• WHAT THE EXERCISE ASKS
Copy every record verbatim but exclude the pictures.

App and web page records:
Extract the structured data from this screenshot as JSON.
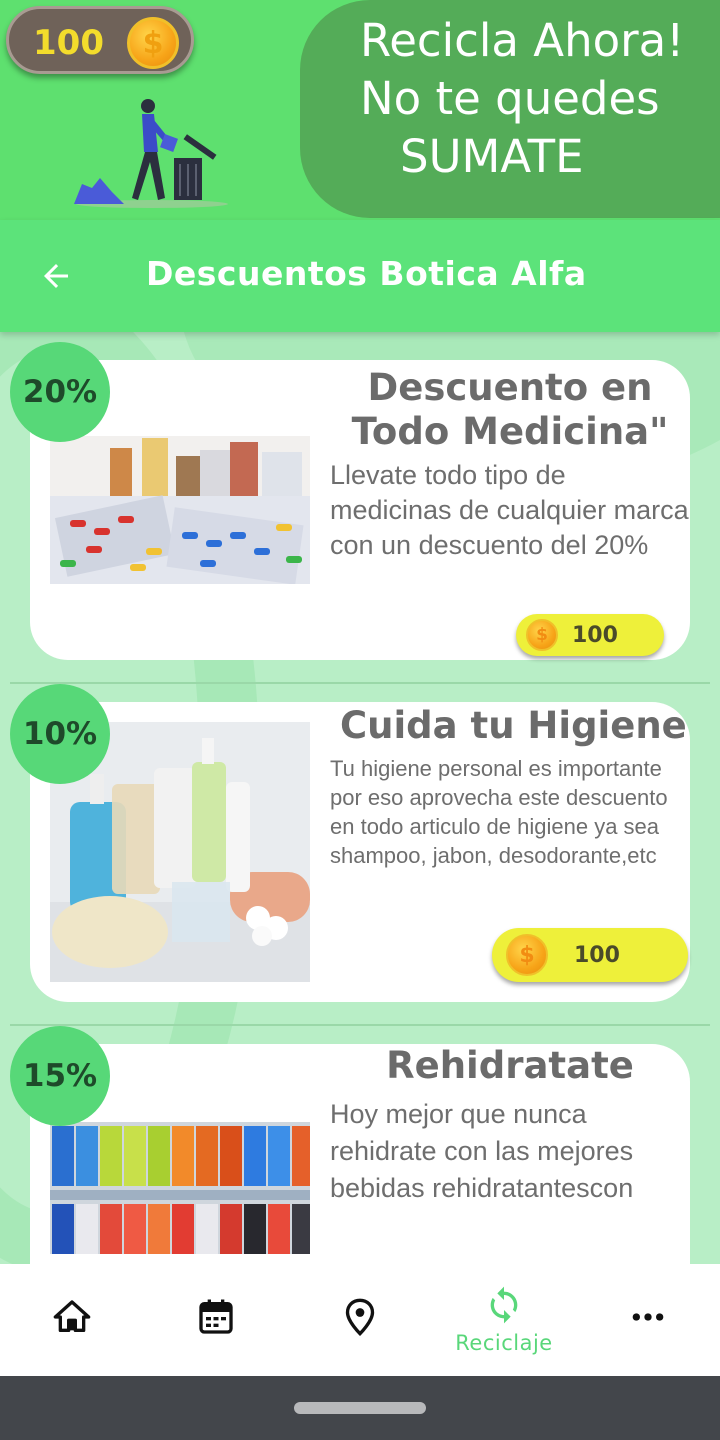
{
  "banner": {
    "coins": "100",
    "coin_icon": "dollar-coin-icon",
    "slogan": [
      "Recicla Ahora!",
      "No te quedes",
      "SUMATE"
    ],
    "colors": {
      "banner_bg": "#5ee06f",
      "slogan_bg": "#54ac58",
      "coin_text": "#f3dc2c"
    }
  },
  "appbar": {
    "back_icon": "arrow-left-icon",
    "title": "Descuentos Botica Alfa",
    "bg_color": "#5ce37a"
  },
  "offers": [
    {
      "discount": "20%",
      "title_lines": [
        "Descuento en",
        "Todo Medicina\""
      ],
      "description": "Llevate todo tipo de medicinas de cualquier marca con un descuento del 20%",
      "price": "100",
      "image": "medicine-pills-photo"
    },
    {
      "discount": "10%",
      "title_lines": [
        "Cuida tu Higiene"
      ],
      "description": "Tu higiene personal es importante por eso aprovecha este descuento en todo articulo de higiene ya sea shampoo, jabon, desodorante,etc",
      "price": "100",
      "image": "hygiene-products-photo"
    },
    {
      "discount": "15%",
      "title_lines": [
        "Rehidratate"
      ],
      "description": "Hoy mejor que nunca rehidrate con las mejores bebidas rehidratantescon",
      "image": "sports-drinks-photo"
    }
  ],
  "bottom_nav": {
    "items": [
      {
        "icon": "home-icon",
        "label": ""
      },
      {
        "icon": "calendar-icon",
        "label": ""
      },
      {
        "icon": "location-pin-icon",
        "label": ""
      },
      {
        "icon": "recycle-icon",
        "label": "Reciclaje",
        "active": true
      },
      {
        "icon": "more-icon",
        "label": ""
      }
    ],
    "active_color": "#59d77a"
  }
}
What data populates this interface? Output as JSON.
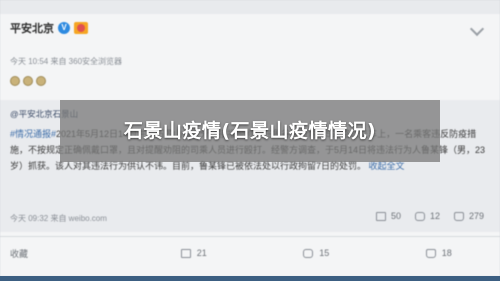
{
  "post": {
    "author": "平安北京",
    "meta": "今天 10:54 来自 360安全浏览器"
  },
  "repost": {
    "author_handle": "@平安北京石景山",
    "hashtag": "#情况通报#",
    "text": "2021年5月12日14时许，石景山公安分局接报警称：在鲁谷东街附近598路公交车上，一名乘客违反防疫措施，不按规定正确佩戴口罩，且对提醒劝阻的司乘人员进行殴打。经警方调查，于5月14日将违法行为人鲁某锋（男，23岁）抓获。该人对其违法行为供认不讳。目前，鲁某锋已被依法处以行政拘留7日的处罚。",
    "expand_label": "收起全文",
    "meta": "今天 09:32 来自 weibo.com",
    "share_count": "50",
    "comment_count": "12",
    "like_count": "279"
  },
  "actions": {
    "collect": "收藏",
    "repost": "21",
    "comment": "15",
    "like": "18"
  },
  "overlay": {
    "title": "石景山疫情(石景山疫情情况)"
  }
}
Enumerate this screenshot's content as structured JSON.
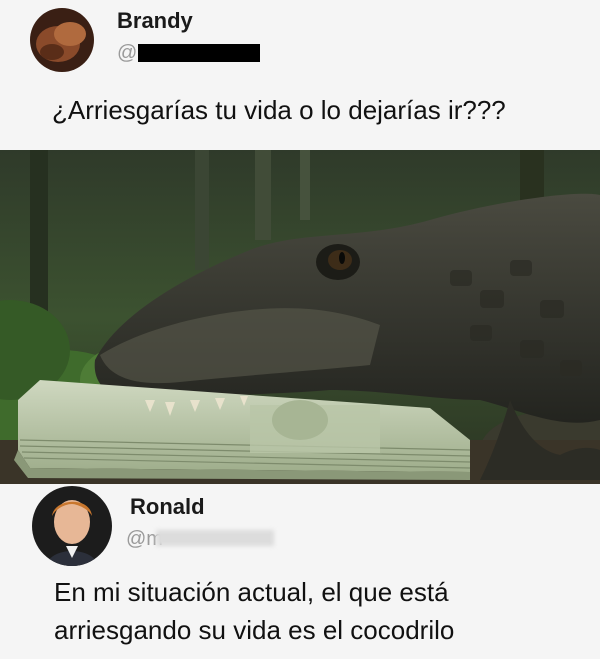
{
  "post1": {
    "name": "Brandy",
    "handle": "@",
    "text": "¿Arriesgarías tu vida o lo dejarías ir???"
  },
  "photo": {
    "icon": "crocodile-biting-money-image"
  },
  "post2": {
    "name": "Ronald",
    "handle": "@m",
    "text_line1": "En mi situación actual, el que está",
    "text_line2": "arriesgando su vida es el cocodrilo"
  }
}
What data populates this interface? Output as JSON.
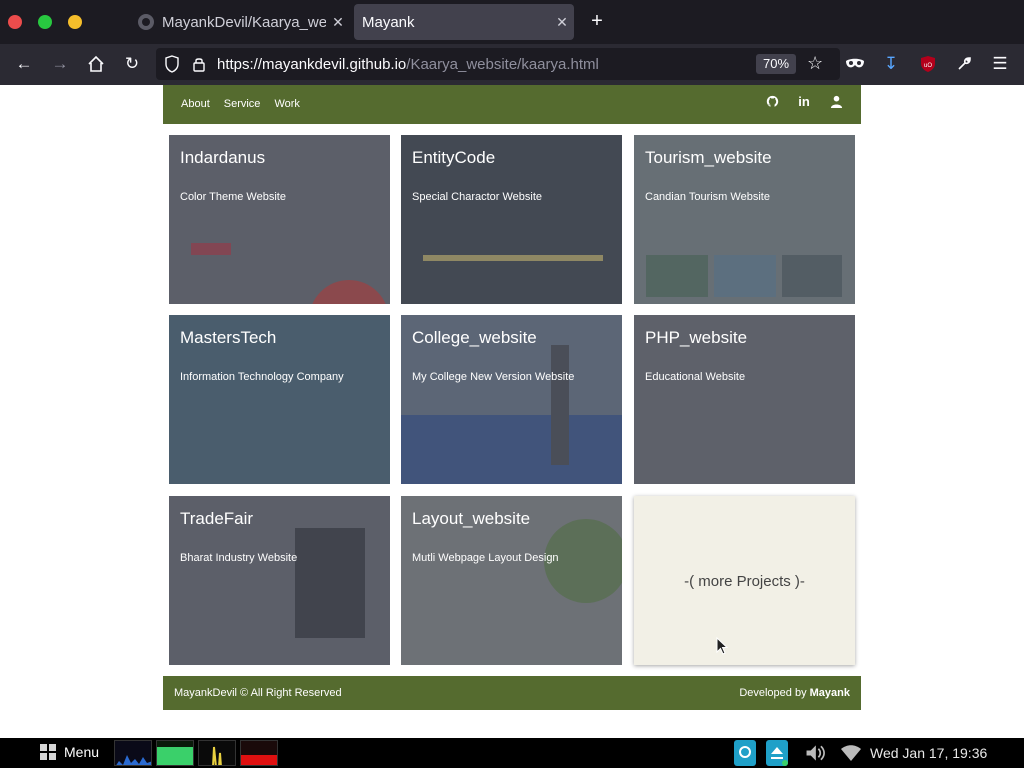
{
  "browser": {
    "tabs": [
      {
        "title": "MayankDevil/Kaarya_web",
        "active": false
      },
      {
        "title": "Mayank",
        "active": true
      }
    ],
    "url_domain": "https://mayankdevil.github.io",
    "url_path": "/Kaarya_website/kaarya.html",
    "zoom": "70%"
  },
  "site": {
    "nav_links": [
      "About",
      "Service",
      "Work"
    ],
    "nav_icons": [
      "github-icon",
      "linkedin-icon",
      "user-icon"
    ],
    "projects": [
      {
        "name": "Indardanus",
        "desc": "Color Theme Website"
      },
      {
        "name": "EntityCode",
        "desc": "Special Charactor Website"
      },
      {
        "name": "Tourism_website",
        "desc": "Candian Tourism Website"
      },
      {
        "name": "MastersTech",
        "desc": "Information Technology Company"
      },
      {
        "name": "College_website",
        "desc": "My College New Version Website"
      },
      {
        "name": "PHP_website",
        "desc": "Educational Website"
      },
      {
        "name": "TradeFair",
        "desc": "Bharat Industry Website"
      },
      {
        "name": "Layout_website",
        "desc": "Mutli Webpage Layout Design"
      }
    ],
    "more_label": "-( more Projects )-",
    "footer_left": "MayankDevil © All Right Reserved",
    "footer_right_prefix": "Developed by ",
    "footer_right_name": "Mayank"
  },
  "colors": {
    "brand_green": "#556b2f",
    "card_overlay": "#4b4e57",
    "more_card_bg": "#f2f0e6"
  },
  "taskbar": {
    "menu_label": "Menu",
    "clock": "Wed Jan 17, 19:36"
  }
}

• FINISHED EXERCISE
Extract the structured data from this screenshot as JSON.
{
  "banner": {
    "coins": "100",
    "coin_icon": "dollar-coin-icon",
    "slogan": [
      "Recicla Ahora!",
      "No te quedes",
      "SUMATE"
    ],
    "colors": {
      "banner_bg": "#5ee06f",
      "slogan_bg": "#54ac58",
      "coin_text": "#f3dc2c"
    }
  },
  "appbar": {
    "back_icon": "arrow-left-icon",
    "title": "Descuentos Botica Alfa",
    "bg_color": "#5ce37a"
  },
  "offers": [
    {
      "discount": "20%",
      "title_lines": [
        "Descuento en",
        "Todo Medicina\""
      ],
      "description": "Llevate todo tipo de medicinas de cualquier marca con un descuento del 20%",
      "price": "100",
      "image": "medicine-pills-photo"
    },
    {
      "discount": "10%",
      "title_lines": [
        "Cuida tu Higiene"
      ],
      "description": "Tu higiene personal es importante por eso aprovecha este descuento en todo articulo de higiene ya sea shampoo, jabon, desodorante,etc",
      "price": "100",
      "image": "hygiene-products-photo"
    },
    {
      "discount": "15%",
      "title_lines": [
        "Rehidratate"
      ],
      "description": "Hoy mejor que nunca rehidrate con las mejores bebidas rehidratantescon",
      "image": "sports-drinks-photo"
    }
  ],
  "bottom_nav": {
    "items": [
      {
        "icon": "home-icon",
        "label": ""
      },
      {
        "icon": "calendar-icon",
        "label": ""
      },
      {
        "icon": "location-pin-icon",
        "label": ""
      },
      {
        "icon": "recycle-icon",
        "label": "Reciclaje",
        "active": true
      },
      {
        "icon": "more-icon",
        "label": ""
      }
    ],
    "active_color": "#59d77a"
  }
}
What data populates this interface? Output as JSON.
{
  "post": {
    "author": "平安北京",
    "meta": "今天 10:54 来自 360安全浏览器"
  },
  "repost": {
    "author_handle": "@平安北京石景山",
    "hashtag": "#情况通报#",
    "text": "2021年5月12日14时许，石景山公安分局接报警称：在鲁谷东街附近598路公交车上，一名乘客违反防疫措施，不按规定正确佩戴口罩，且对提醒劝阻的司乘人员进行殴打。经警方调查，于5月14日将违法行为人鲁某锋（男，23岁）抓获。该人对其违法行为供认不讳。目前，鲁某锋已被依法处以行政拘留7日的处罚。",
    "expand_label": "收起全文",
    "meta": "今天 09:32 来自 weibo.com",
    "share_count": "50",
    "comment_count": "12",
    "like_count": "279"
  },
  "actions": {
    "collect": "收藏",
    "repost": "21",
    "comment": "15",
    "like": "18"
  },
  "overlay": {
    "title": "石景山疫情(石景山疫情情况)"
  }
}
Enumerate this screenshot's content as structured JSON.
{
  "post1": {
    "name": "Brandy",
    "handle": "@",
    "text": "¿Arriesgarías tu vida o lo dejarías ir???"
  },
  "photo": {
    "icon": "crocodile-biting-money-image"
  },
  "post2": {
    "name": "Ronald",
    "handle": "@m",
    "text_line1": "En mi situación actual, el que está",
    "text_line2": "arriesgando su vida es el cocodrilo"
  }
}
What data populates this interface? Output as JSON.
{
  "browser": {
    "tabs": [
      {
        "title": "MayankDevil/Kaarya_web",
        "active": false
      },
      {
        "title": "Mayank",
        "active": true
      }
    ],
    "url_domain": "https://mayankdevil.github.io",
    "url_path": "/Kaarya_website/kaarya.html",
    "zoom": "70%"
  },
  "site": {
    "nav_links": [
      "About",
      "Service",
      "Work"
    ],
    "nav_icons": [
      "github-icon",
      "linkedin-icon",
      "user-icon"
    ],
    "projects": [
      {
        "name": "Indardanus",
        "desc": "Color Theme Website"
      },
      {
        "name": "EntityCode",
        "desc": "Special Charactor Website"
      },
      {
        "name": "Tourism_website",
        "desc": "Candian Tourism Website"
      },
      {
        "name": "MastersTech",
        "desc": "Information Technology Company"
      },
      {
        "name": "College_website",
        "desc": "My College New Version Website"
      },
      {
        "name": "PHP_website",
        "desc": "Educational Website"
      },
      {
        "name": "TradeFair",
        "desc": "Bharat Industry Website"
      },
      {
        "name": "Layout_website",
        "desc": "Mutli Webpage Layout Design"
      }
    ],
    "more_label": "-( more Projects )-",
    "footer_left": "MayankDevil © All Right Reserved",
    "footer_right_prefix": "Developed by ",
    "footer_right_name": "Mayank"
  },
  "colors": {
    "brand_green": "#556b2f",
    "card_overlay": "#4b4e57",
    "more_card_bg": "#f2f0e6"
  },
  "taskbar": {
    "menu_label": "Menu",
    "clock": "Wed Jan 17, 19:36"
  }
}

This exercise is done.